Working the Night ShiftAuthor/Presenter: Ullman, Gerald; Finley, Melisa; Ullman, Brooke
The practice of performing work-zone activities at night has been around since at least the 1960s. Early attempts at night work were initiated because officials considered it impractical to close traffic lanes on certain high-volume roadways during normal daylight hours. Early experiences indicated that the concept did indeed reduce the impact of work on the traveling public, and lower traffic volumes meant fewer conflicts between traffic and construction vehicles, making it easier to get materials to and from the work site. As recent research has documented, the decision to perform highway work at night requires the consideration of a number of interrelated factors. In essence, the benefits of doing road work at night–reduced congestion, cooler temperatures, longer allowable work windows–need to be balanced against the added costs and consequences of doing so, such as more difficult material-supply logistics, additional traffic-control costs, noise, safety and health concerns.

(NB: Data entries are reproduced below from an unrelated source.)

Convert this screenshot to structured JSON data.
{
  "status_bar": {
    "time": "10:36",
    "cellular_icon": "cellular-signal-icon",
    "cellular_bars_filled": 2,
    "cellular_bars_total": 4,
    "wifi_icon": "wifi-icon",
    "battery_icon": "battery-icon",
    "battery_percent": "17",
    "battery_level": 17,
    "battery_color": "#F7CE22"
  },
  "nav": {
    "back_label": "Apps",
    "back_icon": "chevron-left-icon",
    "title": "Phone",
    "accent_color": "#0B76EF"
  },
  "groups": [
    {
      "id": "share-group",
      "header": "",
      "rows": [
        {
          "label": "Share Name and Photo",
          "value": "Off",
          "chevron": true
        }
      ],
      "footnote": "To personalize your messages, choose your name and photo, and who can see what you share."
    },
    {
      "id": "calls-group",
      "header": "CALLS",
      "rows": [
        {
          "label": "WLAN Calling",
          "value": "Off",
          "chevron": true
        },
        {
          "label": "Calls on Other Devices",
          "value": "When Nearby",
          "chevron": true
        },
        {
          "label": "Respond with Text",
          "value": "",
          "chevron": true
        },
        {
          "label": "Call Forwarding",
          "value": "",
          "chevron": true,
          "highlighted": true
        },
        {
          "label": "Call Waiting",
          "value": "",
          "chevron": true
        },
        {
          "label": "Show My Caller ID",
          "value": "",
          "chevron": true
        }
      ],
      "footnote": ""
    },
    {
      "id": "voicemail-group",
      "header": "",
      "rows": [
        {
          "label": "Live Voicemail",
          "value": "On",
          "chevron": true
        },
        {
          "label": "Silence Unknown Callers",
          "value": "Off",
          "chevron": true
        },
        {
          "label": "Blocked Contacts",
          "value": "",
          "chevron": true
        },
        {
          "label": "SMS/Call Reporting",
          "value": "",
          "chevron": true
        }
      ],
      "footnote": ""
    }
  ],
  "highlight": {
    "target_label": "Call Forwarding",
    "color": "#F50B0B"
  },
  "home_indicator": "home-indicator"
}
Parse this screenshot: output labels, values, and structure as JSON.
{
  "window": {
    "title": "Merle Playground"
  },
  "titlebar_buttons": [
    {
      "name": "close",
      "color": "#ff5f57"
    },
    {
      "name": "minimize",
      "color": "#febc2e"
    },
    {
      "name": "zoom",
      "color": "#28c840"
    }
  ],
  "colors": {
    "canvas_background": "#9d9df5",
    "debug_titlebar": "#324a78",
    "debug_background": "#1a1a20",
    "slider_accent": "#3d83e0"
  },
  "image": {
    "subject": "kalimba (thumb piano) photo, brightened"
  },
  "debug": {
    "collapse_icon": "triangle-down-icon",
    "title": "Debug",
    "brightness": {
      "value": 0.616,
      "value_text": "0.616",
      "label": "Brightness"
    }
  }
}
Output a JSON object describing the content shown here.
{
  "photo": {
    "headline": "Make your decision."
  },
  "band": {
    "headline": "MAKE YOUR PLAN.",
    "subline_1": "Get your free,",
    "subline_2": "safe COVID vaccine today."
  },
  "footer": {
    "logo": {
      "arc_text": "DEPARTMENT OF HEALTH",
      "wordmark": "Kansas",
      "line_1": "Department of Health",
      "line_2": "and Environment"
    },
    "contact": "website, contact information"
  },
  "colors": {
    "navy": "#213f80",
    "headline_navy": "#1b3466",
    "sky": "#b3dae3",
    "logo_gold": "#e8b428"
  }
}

As this recent research effort and those previously have encountered, data on the actual safety consequences of working at night is difficult to come by. As a result, it is difficult for practitioners to accurately capture and account for the true safety consequences of doing work at night.